MinervaBMJ 2008; 337 doi: https://doi.org/10.1136/bmj.a996 (Published 29 July 2008) Cite this as: BMJ 2008;337:a996
Minerva was amazed to read that London’s cats and dogs may fare better than humans in a terrorist chemical attack on the capital. The well known poisons information service at Guy’s and St Thomas’ Hospital was set to close at the end of July, leaving queries about the effects of a chemical attack to be handled by centres elsewhere in the UK. Vets, on the other hand, will still be able to access the service in London. The service was heavily used during the attacks on London on 7 July 2005. The public health minister has been asked to reverse the decision (www.unitetheunion.com/nhsdayofprotest).

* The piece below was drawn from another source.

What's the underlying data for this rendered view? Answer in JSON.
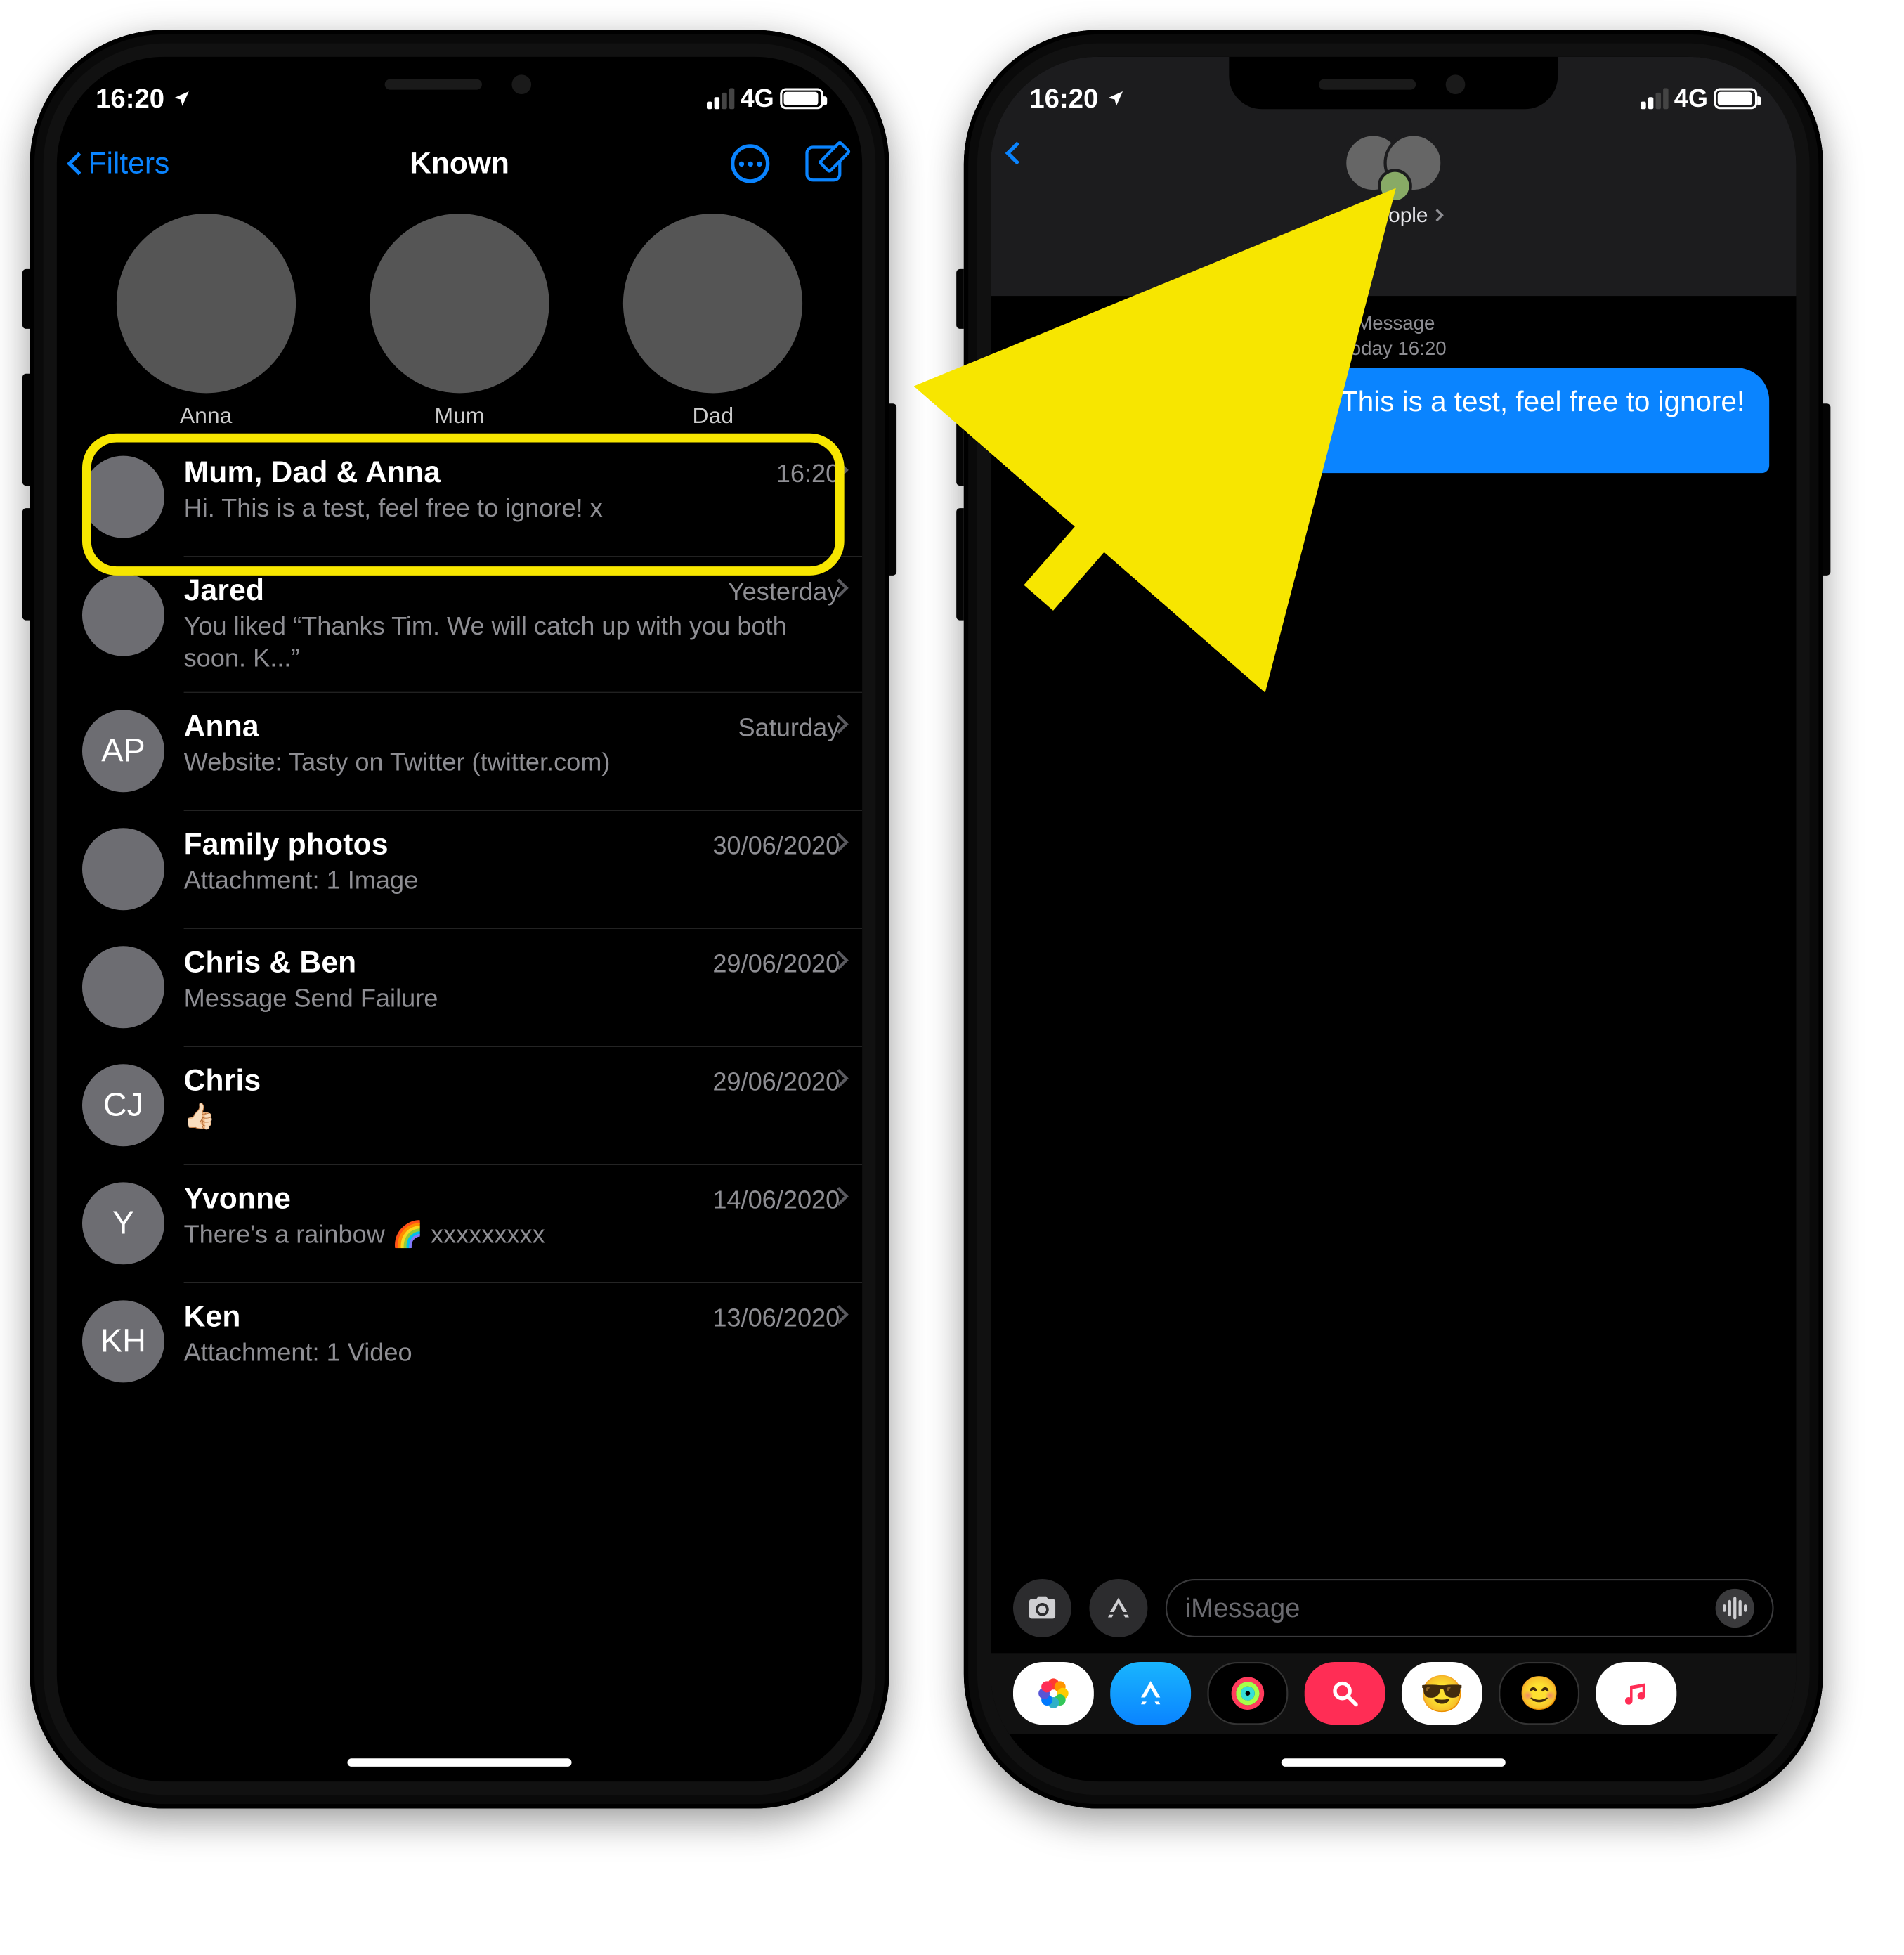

Severely burnt patients with inhalational injuries have a high death rate. Surgeons compared 13 children with burns who died with 15 children who survived. They found that early changes in serum concentrations of interleukins 6, 7, and 10 may be useful for identifying which burns patients with inhalational injuries are more likely to die (Critical Care 2008;12:R81, doi: 10.1186/cc6932).
Are periods of low atmospheric …